Extracted data entries
--- START ---

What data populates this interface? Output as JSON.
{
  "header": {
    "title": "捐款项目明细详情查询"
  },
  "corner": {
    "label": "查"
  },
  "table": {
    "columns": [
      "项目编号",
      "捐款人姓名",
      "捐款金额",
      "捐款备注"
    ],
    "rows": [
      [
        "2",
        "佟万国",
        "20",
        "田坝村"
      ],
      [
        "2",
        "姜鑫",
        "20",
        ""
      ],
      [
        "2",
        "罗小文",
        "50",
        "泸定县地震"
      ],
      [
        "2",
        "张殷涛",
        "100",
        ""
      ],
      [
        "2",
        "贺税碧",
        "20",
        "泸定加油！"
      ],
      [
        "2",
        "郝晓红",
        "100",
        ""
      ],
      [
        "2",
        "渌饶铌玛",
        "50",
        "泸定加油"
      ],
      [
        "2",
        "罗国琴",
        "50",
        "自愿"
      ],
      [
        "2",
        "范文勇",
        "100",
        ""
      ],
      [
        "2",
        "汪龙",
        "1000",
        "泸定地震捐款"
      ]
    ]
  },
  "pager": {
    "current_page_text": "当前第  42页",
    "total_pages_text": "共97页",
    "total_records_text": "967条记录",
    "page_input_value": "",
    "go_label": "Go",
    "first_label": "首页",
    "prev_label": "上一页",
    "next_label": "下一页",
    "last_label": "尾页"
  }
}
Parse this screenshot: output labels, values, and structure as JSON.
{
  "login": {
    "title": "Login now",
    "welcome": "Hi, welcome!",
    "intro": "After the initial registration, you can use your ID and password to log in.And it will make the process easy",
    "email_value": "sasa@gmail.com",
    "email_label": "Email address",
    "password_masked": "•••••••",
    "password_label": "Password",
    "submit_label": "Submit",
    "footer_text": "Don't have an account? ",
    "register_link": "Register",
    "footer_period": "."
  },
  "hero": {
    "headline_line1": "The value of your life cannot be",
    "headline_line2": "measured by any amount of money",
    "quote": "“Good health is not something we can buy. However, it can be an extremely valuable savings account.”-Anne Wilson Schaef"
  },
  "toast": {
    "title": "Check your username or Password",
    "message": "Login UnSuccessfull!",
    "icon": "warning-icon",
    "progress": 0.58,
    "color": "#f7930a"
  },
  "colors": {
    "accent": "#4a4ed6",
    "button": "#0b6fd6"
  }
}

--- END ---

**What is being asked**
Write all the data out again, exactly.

**Output of the task**
What data populates this interface? Output as JSON.
{
  "header": {
    "title": "捐款项目明细详情查询"
  },
  "corner": {
    "label": "查"
  },
  "table": {
    "columns": [
      "项目编号",
      "捐款人姓名",
      "捐款金额",
      "捐款备注"
    ],
    "rows": [
      [
        "2",
        "佟万国",
        "20",
        "田坝村"
      ],
      [
        "2",
        "姜鑫",
        "20",
        ""
      ],
      [
        "2",
        "罗小文",
        "50",
        "泸定县地震"
      ],
      [
        "2",
        "张殷涛",
        "100",
        ""
      ],
      [
        "2",
        "贺税碧",
        "20",
        "泸定加油！"
      ],
      [
        "2",
        "郝晓红",
        "100",
        ""
      ],
      [
        "2",
        "渌饶铌玛",
        "50",
        "泸定加油"
      ],
      [
        "2",
        "罗国琴",
        "50",
        "自愿"
      ],
      [
        "2",
        "范文勇",
        "100",
        ""
      ],
      [
        "2",
        "汪龙",
        "1000",
        "泸定地震捐款"
      ]
    ]
  },
  "pager": {
    "current_page_text": "当前第  42页",
    "total_pages_text": "共97页",
    "total_records_text": "967条记录",
    "page_input_value": "",
    "go_label": "Go",
    "first_label": "首页",
    "prev_label": "上一页",
    "next_label": "下一页",
    "last_label": "尾页"
  }
}
Parse this screenshot: output labels, values, and structure as JSON.
{
  "login": {
    "title": "Login now",
    "welcome": "Hi, welcome!",
    "intro": "After the initial registration, you can use your ID and password to log in.And it will make the process easy",
    "email_value": "sasa@gmail.com",
    "email_label": "Email address",
    "password_masked": "•••••••",
    "password_label": "Password",
    "submit_label": "Submit",
    "footer_text": "Don't have an account? ",
    "register_link": "Register",
    "footer_period": "."
  },
  "hero": {
    "headline_line1": "The value of your life cannot be",
    "headline_line2": "measured by any amount of money",
    "quote": "“Good health is not something we can buy. However, it can be an extremely valuable savings account.”-Anne Wilson Schaef"
  },
  "toast": {
    "title": "Check your username or Password",
    "message": "Login UnSuccessfull!",
    "icon": "warning-icon",
    "progress": 0.58,
    "color": "#f7930a"
  },
  "colors": {
    "accent": "#4a4ed6",
    "button": "#0b6fd6"
  }
}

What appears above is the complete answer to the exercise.